Purlins are steel elements which are used as support structures in pre engineered buildings, mainly below the roofs. Purlins provide extra roof support, creating a horizontal diaphragm that provides support to the weight of the roof and deck. Purlins are installed parallel to the building eave and are supported by rafters or walls. The raw material used to fabricate purlins are cold formed steel. It can span a length of upto 30 feet or longer. The length and width depends on the dimensions of the primary frame of the building, its usage and engineering design. Added stiffness can be given to purlins to prevent loss of structural strength, as required. Purlins are therefore an important part of the roof structure.
In pre engineered buildings, steel purlins are widely used. They are lightweight, durable structures that are built to precision, having consistency in dimensions. Purlins expand and contract in summer and winter respectively.
Let’s look at the two most widely used forms of purlins:
C shaped Purlins
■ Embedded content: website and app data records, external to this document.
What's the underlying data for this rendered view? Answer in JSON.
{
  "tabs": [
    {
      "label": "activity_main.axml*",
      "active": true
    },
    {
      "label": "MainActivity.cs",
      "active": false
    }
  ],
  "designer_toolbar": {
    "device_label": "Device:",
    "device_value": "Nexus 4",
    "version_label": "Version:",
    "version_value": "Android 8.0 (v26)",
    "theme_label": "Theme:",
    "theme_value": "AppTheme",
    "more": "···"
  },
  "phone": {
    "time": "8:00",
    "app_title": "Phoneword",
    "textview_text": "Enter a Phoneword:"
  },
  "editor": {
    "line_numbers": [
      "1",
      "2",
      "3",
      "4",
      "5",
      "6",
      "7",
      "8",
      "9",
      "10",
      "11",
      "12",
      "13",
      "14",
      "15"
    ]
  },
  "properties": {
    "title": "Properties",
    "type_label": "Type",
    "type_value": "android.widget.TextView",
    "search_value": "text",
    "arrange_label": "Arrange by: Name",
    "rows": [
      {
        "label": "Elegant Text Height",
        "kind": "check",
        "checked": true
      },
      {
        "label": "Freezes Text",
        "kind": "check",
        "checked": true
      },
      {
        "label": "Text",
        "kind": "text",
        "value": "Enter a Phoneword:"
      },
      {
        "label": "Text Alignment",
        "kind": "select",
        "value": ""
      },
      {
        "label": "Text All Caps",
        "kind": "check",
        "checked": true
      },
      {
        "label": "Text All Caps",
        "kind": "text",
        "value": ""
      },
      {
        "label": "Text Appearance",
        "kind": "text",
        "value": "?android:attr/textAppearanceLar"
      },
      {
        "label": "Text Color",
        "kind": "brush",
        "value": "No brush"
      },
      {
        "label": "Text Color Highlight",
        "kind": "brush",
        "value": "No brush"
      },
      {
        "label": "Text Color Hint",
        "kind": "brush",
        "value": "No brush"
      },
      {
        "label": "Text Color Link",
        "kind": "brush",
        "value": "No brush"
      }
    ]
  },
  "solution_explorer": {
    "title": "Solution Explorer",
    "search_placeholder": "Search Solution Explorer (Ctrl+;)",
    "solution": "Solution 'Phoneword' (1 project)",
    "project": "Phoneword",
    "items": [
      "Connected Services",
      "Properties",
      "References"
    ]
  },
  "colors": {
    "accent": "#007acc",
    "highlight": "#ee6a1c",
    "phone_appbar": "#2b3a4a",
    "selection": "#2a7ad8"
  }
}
As the name itself suggests, these purlins bear shape similar to alphabet C. They are commonly used to support walls and floors. C purlins are also sometimes referred to as channel section purlins when they have flange stiffeners and U-sections when they do not. C-sections are those which are mono-symmetrical. These sections cannot be lapped, but the stable shape ensures easy packaging and transportation. The C-section purlins are widely used in clear span design due to their high stability factor.
Z shaped Purlins
The Z-shaped purlins are the other type of purlins, which are stronger than C purlins. Z-purlins are most commonly used in joints and overlaps. These purlins are placed between the roofing sheet and wall and provide optimum support to the primary framing system. Z-purlins can be lapped, which is done by rotating one Z-purlin 180 degrees and having it fitted to another one.
Doing away with instability in purlins and girts
There are two kinds of lateral instability that purlins and girts feature, which are deflection and rotation. Both these can be reduced significantly by adopting certain engineering methods like bridging and attaching the sheet by fastening screws to provide a lateral brace to the flange to which it is attached. The process of bridging can help do away lateral deflection of the free flange and rotation of the section.
Purlins are therefore an important part of PEBs. They are instrumental in providing structural support to the primary frame of the building.